• **WHAT YOU WILL DO**:
The material below must be retyped in full, with every line kept exactly as it is.
*-*-*
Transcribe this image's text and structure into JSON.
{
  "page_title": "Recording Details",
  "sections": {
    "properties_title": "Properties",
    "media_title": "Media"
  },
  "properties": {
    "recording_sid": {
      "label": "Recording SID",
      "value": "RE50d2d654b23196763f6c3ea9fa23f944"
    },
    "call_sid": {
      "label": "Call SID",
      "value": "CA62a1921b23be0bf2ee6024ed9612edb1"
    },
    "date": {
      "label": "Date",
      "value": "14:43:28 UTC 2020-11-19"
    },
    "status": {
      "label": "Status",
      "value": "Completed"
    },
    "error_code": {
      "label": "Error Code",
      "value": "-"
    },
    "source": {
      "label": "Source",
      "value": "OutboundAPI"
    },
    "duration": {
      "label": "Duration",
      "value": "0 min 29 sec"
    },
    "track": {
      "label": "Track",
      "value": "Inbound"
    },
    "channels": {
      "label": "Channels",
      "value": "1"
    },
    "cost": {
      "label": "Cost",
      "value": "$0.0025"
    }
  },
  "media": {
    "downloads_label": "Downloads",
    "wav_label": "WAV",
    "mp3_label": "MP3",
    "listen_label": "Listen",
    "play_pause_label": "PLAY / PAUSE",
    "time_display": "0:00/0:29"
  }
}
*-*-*
• **TASK SOLUTION**:
Transcribe this image's text and structure into JSON.
{
  "page_title": "Recording Details",
  "sections": {
    "properties_title": "Properties",
    "media_title": "Media"
  },
  "properties": {
    "recording_sid": {
      "label": "Recording SID",
      "value": "RE50d2d654b23196763f6c3ea9fa23f944"
    },
    "call_sid": {
      "label": "Call SID",
      "value": "CA62a1921b23be0bf2ee6024ed9612edb1"
    },
    "date": {
      "label": "Date",
      "value": "14:43:28 UTC 2020-11-19"
    },
    "status": {
      "label": "Status",
      "value": "Completed"
    },
    "error_code": {
      "label": "Error Code",
      "value": "-"
    },
    "source": {
      "label": "Source",
      "value": "OutboundAPI"
    },
    "duration": {
      "label": "Duration",
      "value": "0 min 29 sec"
    },
    "track": {
      "label": "Track",
      "value": "Inbound"
    },
    "channels": {
      "label": "Channels",
      "value": "1"
    },
    "cost": {
      "label": "Cost",
      "value": "$0.0025"
    }
  },
  "media": {
    "downloads_label": "Downloads",
    "wav_label": "WAV",
    "mp3_label": "MP3",
    "listen_label": "Listen",
    "play_pause_label": "PLAY / PAUSE",
    "time_display": "0:00/0:29"
  }
}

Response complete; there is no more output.